- Paul & James
Teaching Ukulele in the Classroom
Here at ‘Ukulele Quest’, we thought it would be interesting for us to share some ideas about teaching ukulele in the classroom. Having around thirty ukuleles in the hands of children, all playing at the same time can seem like a daunting prospect. With a few tips here and there, this can be a really enjoyable and rewarding way to teach the ukulele.
Here are our ‘6 Classroom Ukulele Tips!!!’ We’d love to hear your thoughts!
New ukuleles are often provided with slackened strings and can have trouble holding intonation for a little while. We highly recommend allowing for some time to tune these up (the guitar tuna app is great for this) and for them to hold their tuning. Tuning in lessons can take quite a lot of time and break the flow in lessons so making a bit of time for this beforehand can give peace of mind.
It’s worth considering how you’d like the classroom to be set up for Ukulele. As it’s such a small instrument, it’s possible to play at a desk / table but it’s worth changing chairs around to face forwards so that the children can see the teacher clearly. Putting the tables away and sitting in a semicircle is also a really useful way to teach. This way, everyone is visible and it’s easy to get to children to help them if needed. We also put the chairs in pairs within the semi-circle, so everyone has a ukulele ‘buddy’ to help them with the chord shapes.
Managing volume in the classroom can be difficult with lots of children. A good idea is to use call and response when opening up a lesson. If you loudly tap a rhythm on ukulele and repeat it, children will naturally copy and eventually all join in until they are all silent. When starting out, it’s good to get children to stand up and make a ukulele oath, perhaps something along these lines:
1. I will listen to the teacher when they are talking
2. With plectrums/ukuleles I get what I get and don’t get upset
3. I will rock out and have fun!
After the pledge it is always good to show the children a signal, that means they have to be in a ‘resting’ position. Resting position means that the ukulele strings are face down on the child’s lap. We normally tap three times as a signal for the children to do this. You can even make a game of it and see which pair of children get to resting position first.
We find plectrums really useful when teaching Ukulele. Strumming can be quite tough on fingers and thumbs so using plectrums is a good way around this. If you’re using them, we’d recommend setting up a “Plectrum Passport” system where the children take more responsibility for the plectrum by keeping it in their possession for the whole lesson and handing it back in at the end. This could be coupled with a reward such as house points or dojo points. Reinforcing good posture with the Ukulele also helps here so that they don’t end up being dropped into the sound hole which can cause some headaches! We would recommend plectrums between 0.8 – 1.0mmm this means they are slightly thicker and don’t break as easily. They can be cheaply bought in bulk.
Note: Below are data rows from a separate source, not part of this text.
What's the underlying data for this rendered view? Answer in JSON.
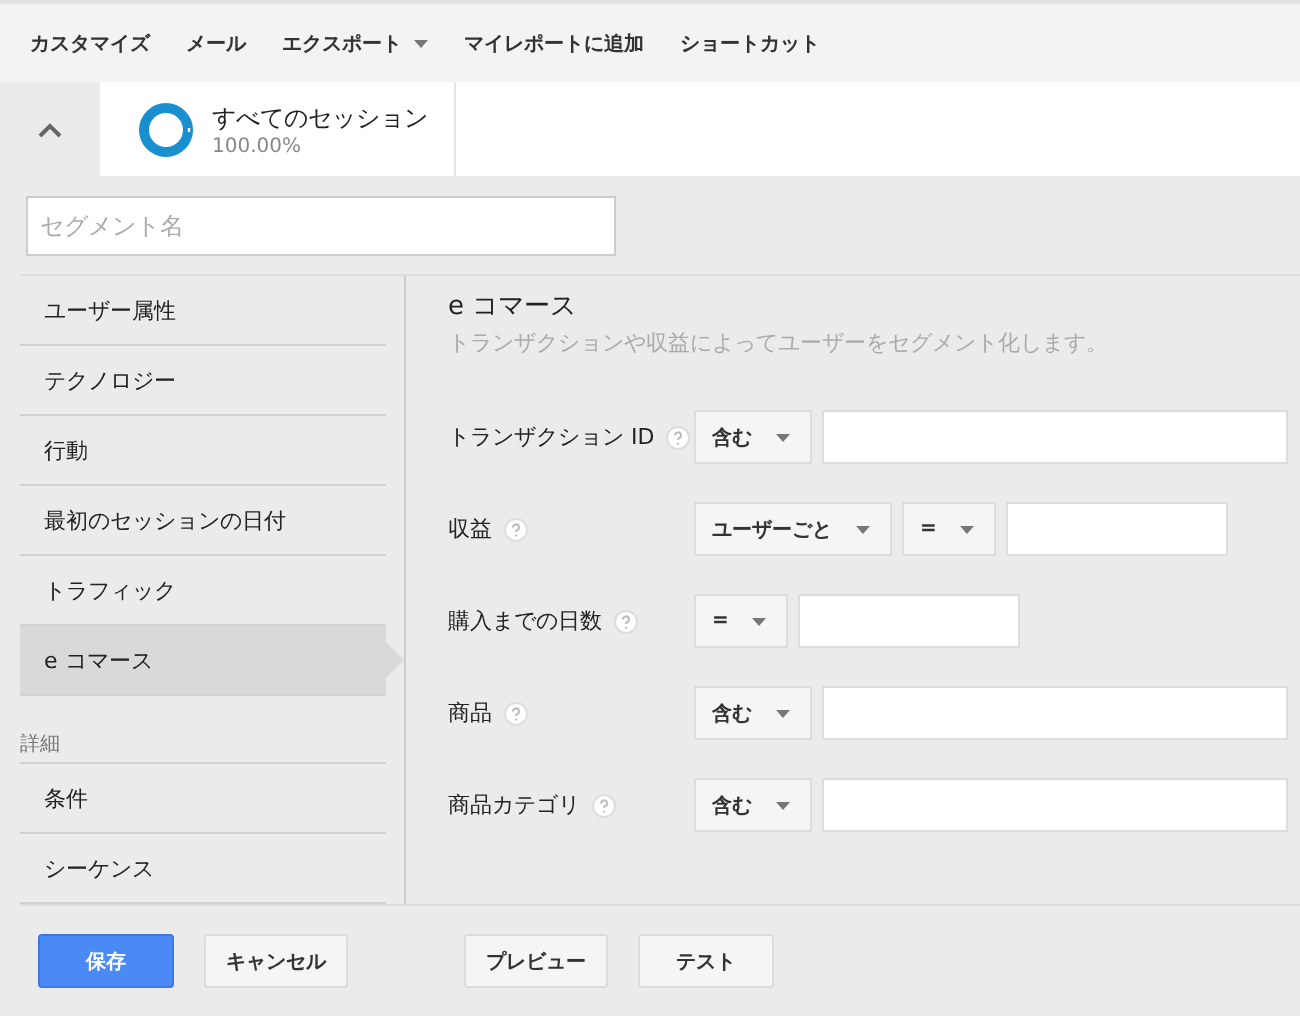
{
  "toolbar": [
    {
      "label": "カスタマイズ",
      "dropdown": false
    },
    {
      "label": "メール",
      "dropdown": false
    },
    {
      "label": "エクスポート",
      "dropdown": true
    },
    {
      "label": "マイレポートに追加",
      "dropdown": false
    },
    {
      "label": "ショートカット",
      "dropdown": false
    }
  ],
  "segment": {
    "name": "すべてのセッション",
    "percent": "100.00%"
  },
  "segment_name": {
    "placeholder": "セグメント名"
  },
  "sidebar": {
    "items": [
      {
        "label": "ユーザー属性",
        "selected": false
      },
      {
        "label": "テクノロジー",
        "selected": false
      },
      {
        "label": "行動",
        "selected": false
      },
      {
        "label": "最初のセッションの日付",
        "selected": false
      },
      {
        "label": "トラフィック",
        "selected": false
      },
      {
        "label": "e コマース",
        "selected": true
      }
    ],
    "advanced_heading": "詳細",
    "advanced_items": [
      {
        "label": "条件",
        "selected": false
      },
      {
        "label": "シーケンス",
        "selected": false
      }
    ]
  },
  "panel": {
    "title": "e コマース",
    "description": "トランザクションや収益によってユーザーをセグメント化します。",
    "rows": [
      {
        "label": "トランザクション ID",
        "selects": [
          "含む"
        ],
        "kind": "text"
      },
      {
        "label": "収益",
        "selects": [
          "ユーザーごと",
          "="
        ],
        "kind": "number"
      },
      {
        "label": "購入までの日数",
        "selects": [
          "="
        ],
        "kind": "number"
      },
      {
        "label": "商品",
        "selects": [
          "含む"
        ],
        "kind": "text"
      },
      {
        "label": "商品カテゴリ",
        "selects": [
          "含む"
        ],
        "kind": "text"
      }
    ]
  },
  "footer": {
    "buttons": [
      {
        "label": "保存",
        "kind": "primary"
      },
      {
        "label": "キャンセル",
        "kind": "normal"
      },
      {
        "label": "プレビュー",
        "kind": "spaced"
      },
      {
        "label": "テスト",
        "kind": "normal"
      }
    ]
  }
}
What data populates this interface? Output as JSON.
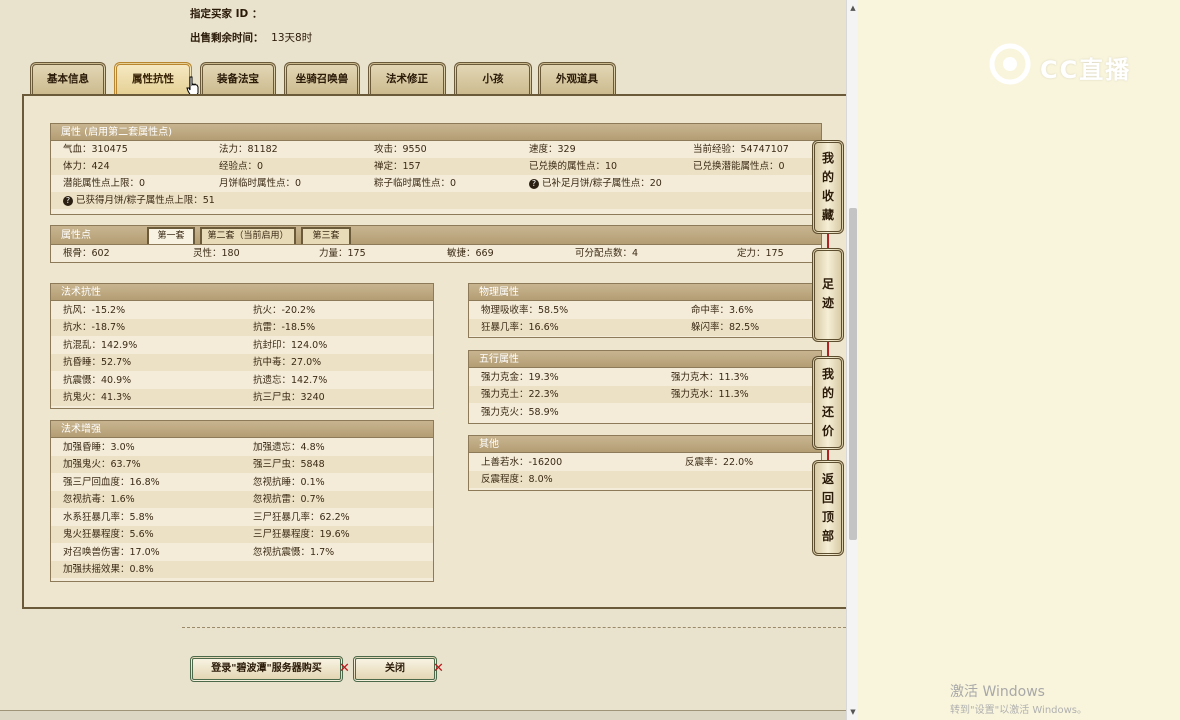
{
  "header": {
    "buyer_id_label": "指定买家 ID ：",
    "buyer_id_value": "",
    "remaining_label": "出售剩余时间：",
    "remaining_value": "13天8时"
  },
  "tabs": [
    "基本信息",
    "属性抗性",
    "装备法宝",
    "坐骑召唤兽",
    "法术修正",
    "小孩",
    "外观道具"
  ],
  "active_tab": "属性抗性",
  "attributes": {
    "title": "属性 (启用第二套属性点)",
    "rows": [
      [
        "气血：310475",
        "法力：81182",
        "攻击：9550",
        "速度：329",
        "当前经验：54747107"
      ],
      [
        "体力：424",
        "经验点：0",
        "禅定：157",
        "已兑换的属性点：10",
        "已兑换潜能属性点：0"
      ],
      [
        "潜能属性点上限：0",
        "月饼临时属性点：0",
        "粽子临时属性点：0",
        "已补足月饼/粽子属性点：20"
      ]
    ],
    "note": "已获得月饼/粽子属性点上限：51"
  },
  "points": {
    "title": "属性点",
    "subtabs": [
      "第一套",
      "第二套（当前启用）",
      "第三套"
    ],
    "values": [
      "根骨：602",
      "灵性：180",
      "力量：175",
      "敏捷：669",
      "可分配点数：4",
      "定力：175"
    ]
  },
  "resist": {
    "title": "法术抗性",
    "left": [
      "抗风：-15.2%",
      "抗水：-18.7%",
      "抗混乱：142.9%",
      "抗昏睡：52.7%",
      "抗震慑：40.9%",
      "抗鬼火：41.3%"
    ],
    "right": [
      "抗火：-20.2%",
      "抗雷：-18.5%",
      "抗封印：124.0%",
      "抗中毒：27.0%",
      "抗遗忘：142.7%",
      "抗三尸虫：3240"
    ]
  },
  "enhance": {
    "title": "法术增强",
    "left": [
      "加强昏睡：3.0%",
      "加强鬼火：63.7%",
      "强三尸回血度：16.8%",
      "忽视抗毒：1.6%",
      "水系狂暴几率：5.8%",
      "鬼火狂暴程度：5.6%",
      "对召唤兽伤害：17.0%",
      "加强扶摇效果：0.8%"
    ],
    "right": [
      "加强遗忘：4.8%",
      "强三尸虫：5848",
      "忽视抗睡：0.1%",
      "忽视抗雷：0.7%",
      "三尸狂暴几率：62.2%",
      "三尸狂暴程度：19.6%",
      "忽视抗震慑：1.7%"
    ]
  },
  "physical": {
    "title": "物理属性",
    "left": [
      "物理吸收率：58.5%",
      "狂暴几率：16.6%"
    ],
    "right": [
      "命中率：3.6%",
      "躲闪率：82.5%"
    ]
  },
  "wuxing": {
    "title": "五行属性",
    "left": [
      "强力克金：19.3%",
      "强力克土：22.3%",
      "强力克火：58.9%"
    ],
    "right": [
      "强力克木：11.3%",
      "强力克水：11.3%"
    ]
  },
  "other": {
    "title": "其他",
    "left": [
      "上善若水：-16200",
      "反震程度：8.0%"
    ],
    "right": [
      "反震率：22.0%"
    ]
  },
  "side_buttons": [
    [
      "我",
      "的",
      "收",
      "藏"
    ],
    [
      "足",
      "迹"
    ],
    [
      "我",
      "的",
      "还",
      "价"
    ],
    [
      "返",
      "回",
      "顶",
      "部"
    ]
  ],
  "actions": {
    "buy_label": "登录\"碧波潭\"服务器购买",
    "close_label": "关闭"
  },
  "watermark": {
    "logo_text": "CC直播",
    "activate_title": "激活 Windows",
    "activate_sub": "转到\"设置\"以激活 Windows。"
  },
  "colors": {
    "panel_bg": "#efe6cf",
    "section_header": "#b39d74",
    "active_tab_border": "#b8862e",
    "close_x": "#c0141a",
    "right_bg": "#f9f5dc"
  }
}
Playing along with popular songs is a great way to get the whole class involved with ukulele as an ensemble. We use lots of popular songs in our lessons and it’s a nice way to get everyone playing in time. Children like chart songs and big beats as much as anyone, so try to keep it modern and relevant. Many musical elements can be taught here in a practical way also such as dynamics, structure, pulse, rhythm and tonality. Teaching songs in levels can also really help, such as playing one chord per bar or using a simplified chord shape. Having a more advanced part or an easier part for the song will allow for more differentiation in the lesson. Check out some easy first chord changes here:
Here is a ukulele course if you are learning yourself for the first time:
Little round coloured stickers - easily found in craft stores can be useful for mapping out simple chords on the ukulele. Showing where C, Am, F and G are using different colours gives the children a really nice visual reference for the chord shapes. This works especially well with KS1 and younger KS2 children who may find it difficult to remember the shapes for the chords. This gives a way to reinforce the chord shapes and also having a couple of ukuleles in the room with no stickers can help for those children ready for an extra challenge. Stickers can also work well as rewards in the lessons and if children have their own ukuleles or the provider is happy with it, they can be used to decorate and personalise the ukulele which a lot of younger children really enjoy.
If you are thinking about setting up a ukulele class ensemble and aren’t sure where to start, do check out our book ‘Ukulele Quest’ from Faber Music Publishing. This is written with a class in mind and will take you through the first term’s lessons. It builds up chords one finger at a time and includes upbeat bespoke songs to rock out to! The songs can also be multi-levelled. Here is an amazon link: